David L. Hoffmann

 

On his book Cultivating the Masses: Modern State Practices and Soviet Socialism, 1914-1939

Cover Interview of January 13, 2012

A close-up

No discussion of Soviet social intervention would be complete without an examination of state violence. Indeed state violence, and the Gulag in particular, is frequently regarded as emblematic of the Soviet system as a whole. In 1937-1938 alone, according to official figures, the Soviet security police arrested 1,575,000 people, of whom it executed 681,692 and incarcerated another 663,308. By the end of 1940, the Soviet government had imprisoned over 1,930,000 people in Gulag labor camps, and these figures do not even include deportations of over one and a half million “kulaks” (wealthy peasants) to special settlements during the collectivization drive of the early 1930s. Soviet repression during this period amounted to an unprecedented scale of violence perpetrated by a state against its population.

Scholars have focused on Stalin’s motivations for ordering mass arrests and executions.  But how was such violence possible or even conceivable?  How was it implemented?  How are we to characterize Soviet state violence under Stalin?

The primary form of Soviet state violence throughout the interwar period was excisionary violence—the forcible removal of specific segments of the population and the isolation or elimination of these groups. The purpose of excisionary violence, whether in the form of deportations, incarcerations, or executions, was to extract from society those deemed socially harmful or politically dangerous.

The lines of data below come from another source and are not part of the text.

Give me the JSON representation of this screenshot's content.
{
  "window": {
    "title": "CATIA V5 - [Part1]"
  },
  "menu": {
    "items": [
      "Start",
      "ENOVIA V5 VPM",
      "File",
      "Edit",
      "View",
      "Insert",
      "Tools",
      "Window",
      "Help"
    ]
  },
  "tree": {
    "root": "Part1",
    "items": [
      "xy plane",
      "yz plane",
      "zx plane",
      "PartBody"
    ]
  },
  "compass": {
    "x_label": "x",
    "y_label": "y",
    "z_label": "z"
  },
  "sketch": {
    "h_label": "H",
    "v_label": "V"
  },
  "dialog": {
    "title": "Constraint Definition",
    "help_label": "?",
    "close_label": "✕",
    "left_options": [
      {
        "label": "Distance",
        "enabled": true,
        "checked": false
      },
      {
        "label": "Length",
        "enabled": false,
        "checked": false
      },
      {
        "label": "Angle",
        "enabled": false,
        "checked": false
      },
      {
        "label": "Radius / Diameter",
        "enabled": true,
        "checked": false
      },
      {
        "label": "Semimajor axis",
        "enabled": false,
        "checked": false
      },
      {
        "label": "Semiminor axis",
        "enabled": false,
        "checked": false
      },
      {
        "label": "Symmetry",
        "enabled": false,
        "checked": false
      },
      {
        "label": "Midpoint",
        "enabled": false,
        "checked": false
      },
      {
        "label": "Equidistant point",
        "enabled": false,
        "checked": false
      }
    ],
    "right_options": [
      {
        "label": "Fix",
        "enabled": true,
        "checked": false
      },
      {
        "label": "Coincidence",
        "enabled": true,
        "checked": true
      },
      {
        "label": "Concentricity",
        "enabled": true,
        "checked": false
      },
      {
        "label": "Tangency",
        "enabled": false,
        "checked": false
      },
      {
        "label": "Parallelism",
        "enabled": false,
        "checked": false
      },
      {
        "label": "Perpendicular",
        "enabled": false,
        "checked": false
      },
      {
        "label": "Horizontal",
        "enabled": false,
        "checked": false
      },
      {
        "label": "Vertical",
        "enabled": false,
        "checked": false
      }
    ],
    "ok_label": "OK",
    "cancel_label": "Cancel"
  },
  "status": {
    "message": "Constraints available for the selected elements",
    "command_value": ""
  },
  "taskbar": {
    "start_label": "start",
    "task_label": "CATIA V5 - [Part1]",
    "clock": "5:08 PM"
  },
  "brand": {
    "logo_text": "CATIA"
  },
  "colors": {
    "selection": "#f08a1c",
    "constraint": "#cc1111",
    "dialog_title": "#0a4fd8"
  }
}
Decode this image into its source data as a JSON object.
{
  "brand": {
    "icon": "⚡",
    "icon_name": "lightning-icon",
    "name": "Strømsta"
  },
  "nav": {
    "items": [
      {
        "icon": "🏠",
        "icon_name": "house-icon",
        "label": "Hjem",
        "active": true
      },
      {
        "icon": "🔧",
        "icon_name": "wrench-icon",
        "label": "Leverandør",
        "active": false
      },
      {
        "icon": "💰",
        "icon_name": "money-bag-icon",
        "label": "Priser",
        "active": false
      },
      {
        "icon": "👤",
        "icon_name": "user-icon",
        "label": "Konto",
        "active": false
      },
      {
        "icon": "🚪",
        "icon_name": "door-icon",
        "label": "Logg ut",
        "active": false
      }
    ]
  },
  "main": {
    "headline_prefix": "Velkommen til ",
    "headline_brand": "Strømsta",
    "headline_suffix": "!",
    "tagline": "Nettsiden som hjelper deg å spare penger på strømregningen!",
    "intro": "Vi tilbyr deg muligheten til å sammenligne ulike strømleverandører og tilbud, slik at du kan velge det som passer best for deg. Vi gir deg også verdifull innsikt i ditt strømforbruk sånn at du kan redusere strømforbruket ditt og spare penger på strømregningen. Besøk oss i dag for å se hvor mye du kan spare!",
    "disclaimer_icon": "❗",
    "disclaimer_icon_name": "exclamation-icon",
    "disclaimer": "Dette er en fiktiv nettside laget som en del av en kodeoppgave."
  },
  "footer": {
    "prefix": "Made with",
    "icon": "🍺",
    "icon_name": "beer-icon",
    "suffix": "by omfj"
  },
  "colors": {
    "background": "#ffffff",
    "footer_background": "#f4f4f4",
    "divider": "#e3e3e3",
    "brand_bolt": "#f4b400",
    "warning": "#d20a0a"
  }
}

Excisionary violence did not originate in Russia, and it was not unique to Marxist regimes. Concentration camps were first developed in a colonial context and then were deployed throughout Europe itself during the First World War. In the Russian Civil War, the Soviet government (as well as the anti-Soviet, White armies) perpetuated the use of deportations and internments, and these practices became institutionalized within the Soviet system in the form of the Gulag.

I do not argue that techniques of social categorization and social excision in themselves caused Soviet state violence. Deportations, incarcerations, and executions carried out by the Soviet government were the result of decisions by Communist Party leaders, who acknowledged no limits on their authority and wielded unchecked, dictatorial power. Social cataloguing, technologies of social excision, and highly centralized bureaucratic and police apparatuses were all conditions of possibility for the forms of state violence enacted by Party leaders.

I thus present techniques of social categorization and excision as conceptual and practical preconditions of Soviet state violence, not as direct causes. These conceptual and practical preconditions occurred in other countries as well but, with certain exceptions such as Nazi Germany, did not result in massive state violence.

The direct cause of Soviet state violence was the Stalinist leadership’s ruthless determination to remove “kulaks” during collectivization and eliminate potential traitors prior to the Second World War. Stalin and his fellow leaders used pre-existing techniques of state violence to pursue their goals of revolutionary transformation and state security.